Cedergren says there's a lot for GM to learn from its Swiss-based subsidiary, which has fared surprisingly well, despite Europe's ongoing recession. GM of Europe is considered one of the Continent's leanest and most efficient carmakers. Its newest plant, in Eisenach, Germany, rivals the best of the Japanese in terms of quality and productivity. And its products consistently win rave reviews. Compare that to the US, where GM is barely breaking even, and its plants are among the least efficient. Its products have been faulted as stodgy.
Since a boardroom shake-up in 1992, GM's new CEO, John ``Jack'' Smith, has been looking for ways to pare back costs and speed up the product development process. The Cadillac LSE may be a hint of things to come. This ``entry level'' luxury sedan, scheduled for a 1997 debut, will be based on the same platform as the European Opel Omega. Several other GM divisions, including Chevrolet, Buick, and Saturn, also will likely use Opel designs.
GM's powertrain operations have already been consolidated, and the man who pulled off that effort, Richard Donnelly, is now running GM Europe.
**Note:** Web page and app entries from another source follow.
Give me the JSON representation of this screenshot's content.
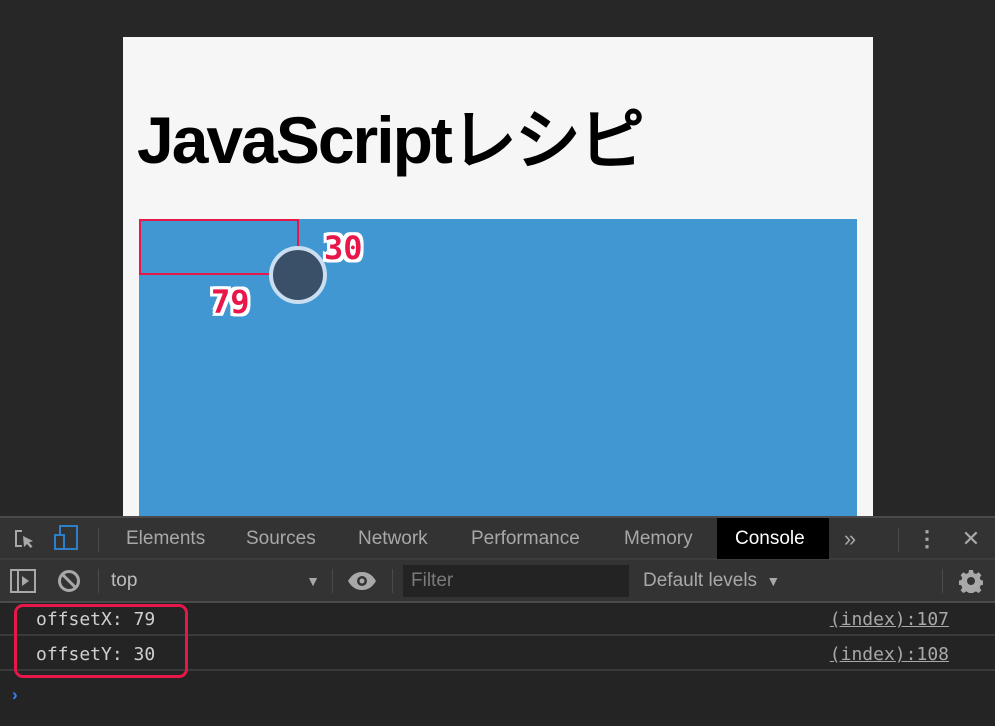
{
  "page": {
    "title": "JavaScriptレシピ",
    "annotation_y": "30",
    "annotation_x": "79",
    "colors": {
      "stage": "#4097d1",
      "accent": "#e8174a",
      "circle": "#3a5068"
    }
  },
  "devtools": {
    "tabs": [
      {
        "label": "Elements",
        "active": false
      },
      {
        "label": "Sources",
        "active": false
      },
      {
        "label": "Network",
        "active": false
      },
      {
        "label": "Performance",
        "active": false
      },
      {
        "label": "Memory",
        "active": false
      },
      {
        "label": "Console",
        "active": true
      }
    ],
    "icons": {
      "inspect": "inspect-element-icon",
      "device": "device-toolbar-icon",
      "more_tabs": "»",
      "kebab": "⋮",
      "close": "✕",
      "sidebar": "console-sidebar-icon",
      "clear": "clear-console-icon",
      "eye": "live-expression-icon",
      "settings": "gear-icon"
    },
    "toolbar": {
      "context": "top",
      "filter_placeholder": "Filter",
      "filter_value": "",
      "levels": "Default levels"
    },
    "console": {
      "messages": [
        {
          "text": "offsetX: 79",
          "source": "(index):107"
        },
        {
          "text": "offsetY: 30",
          "source": "(index):108"
        }
      ],
      "prompt": "›"
    }
  }
}
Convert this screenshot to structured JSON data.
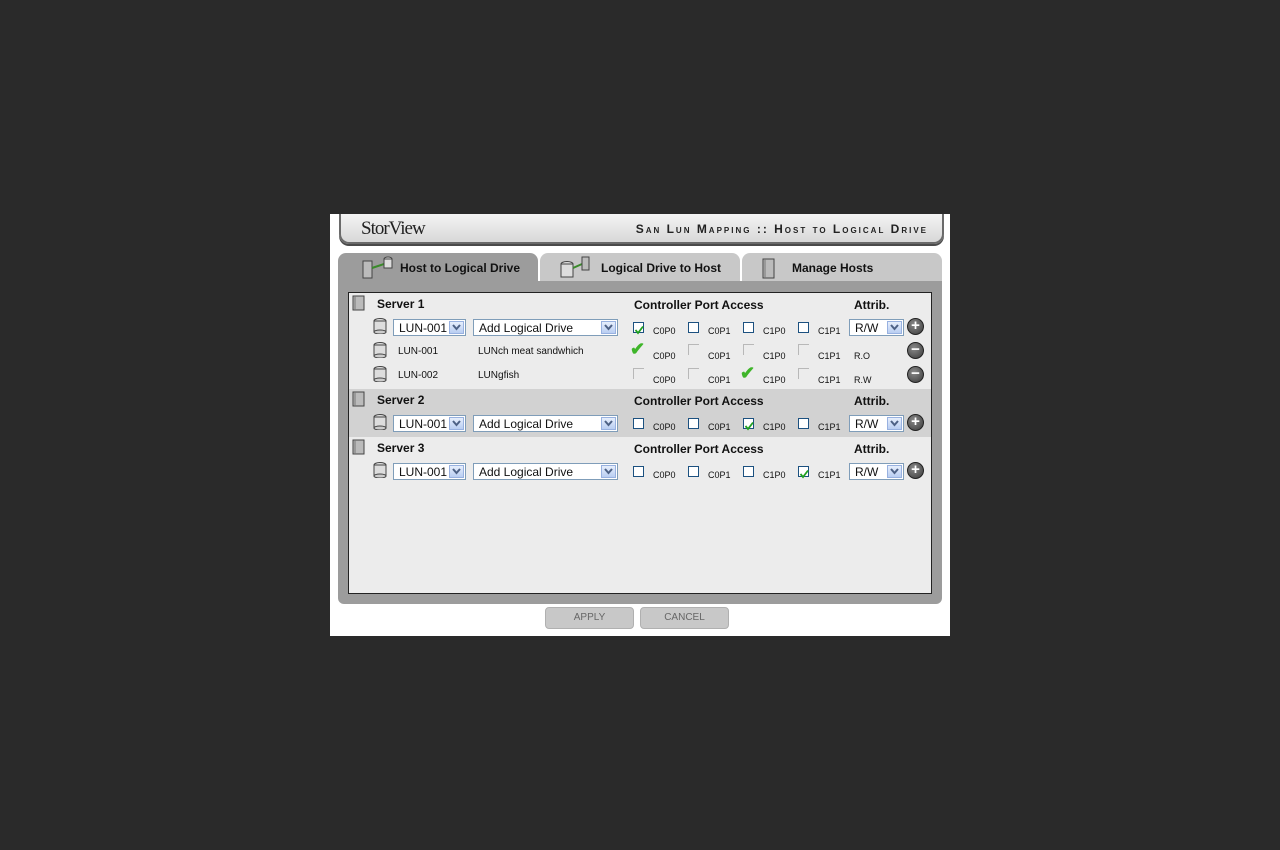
{
  "header": {
    "logo": "StorView",
    "title": "San Lun Mapping :: Host to Logical Drive"
  },
  "tabs": [
    {
      "label": "Host to Logical Drive",
      "active": true
    },
    {
      "label": "Logical Drive to Host",
      "active": false
    },
    {
      "label": "Manage Hosts",
      "active": false
    }
  ],
  "columns": {
    "controller_port_access": "Controller Port Access",
    "attrib": "Attrib."
  },
  "ports": [
    "C0P0",
    "C0P1",
    "C1P0",
    "C1P1"
  ],
  "servers": [
    {
      "name": "Server 1",
      "lun_select": "LUN-001",
      "drive_select": "Add Logical Drive",
      "ports_checked": [
        true,
        false,
        false,
        false
      ],
      "attrib": "R/W",
      "mapped": [
        {
          "lun": "LUN-001",
          "name": "LUNch meat sandwhich",
          "ports": [
            true,
            false,
            false,
            false
          ],
          "attrib": "R.O"
        },
        {
          "lun": "LUN-002",
          "name": "LUNgfish",
          "ports": [
            false,
            false,
            true,
            false
          ],
          "attrib": "R.W"
        }
      ]
    },
    {
      "name": "Server 2",
      "lun_select": "LUN-001",
      "drive_select": "Add Logical Drive",
      "ports_checked": [
        false,
        false,
        true,
        false
      ],
      "attrib": "R/W",
      "mapped": []
    },
    {
      "name": "Server 3",
      "lun_select": "LUN-001",
      "drive_select": "Add Logical Drive",
      "ports_checked": [
        false,
        false,
        false,
        true
      ],
      "attrib": "R/W",
      "mapped": []
    }
  ],
  "buttons": {
    "apply": "APPLY",
    "cancel": "CANCEL"
  },
  "colors": {
    "check_green": "#3fb52a",
    "panel_gray": "#9c9c9c",
    "tab_gray": "#c8c8c8"
  }
}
Meanwhile, GM has consolidated its American auto operations into two new units, a Small Car Group and the Midsize and Luxury Car.
``We're a big company and frequently that's been a disadvantage,'' Mr. Donnelly says. ``If we can figure out how to work together, it can turn into a big marketing advantage.''
Ironically, while Ford and GM are looking to go global, the people who invented the world car concept may be moving in the opposite direction.
Take Honda Motor Company, which, for years, built virtually nothing but world cars. Now, as it expands its production base in the US and other foreign markets, Honda is designing vehicles tailored to local needs. Early in 1994, the carmaker announced its own global reorganization creating three semi-autonomous units. One, covering the Americas, will soon double its research and product development capabilities. Suzuki Motor Company says it now has the capacity to design and engineer two locally oriented vehicles at a time.
``Japanese and American companies are now going in opposite directions on the world car,'' suggests Hisao Suzuki, head of Honda's research and development unit.
But are they really? True, there'll be slightly different versions of the next Accord sedan, but the vehicles still will be based on the same underlying platform. And while the Accord wagon is now being built only in the US, it is being exported to markets around the world. In fact, Honda is selling more of the wagons in Japan than in America.
So this apparent Japanese move away from the world car concept may be more a matter of corporate semantics than a real shift in product development.
The reality is that car buyers' tastes are becoming more and more common from market to market. And competition is forcing carmakers to increase their economies of scale. As a result, the most efficient carmakers will be those who can invest in a single product that they can produce and sell - with relatively little variation - all over the world.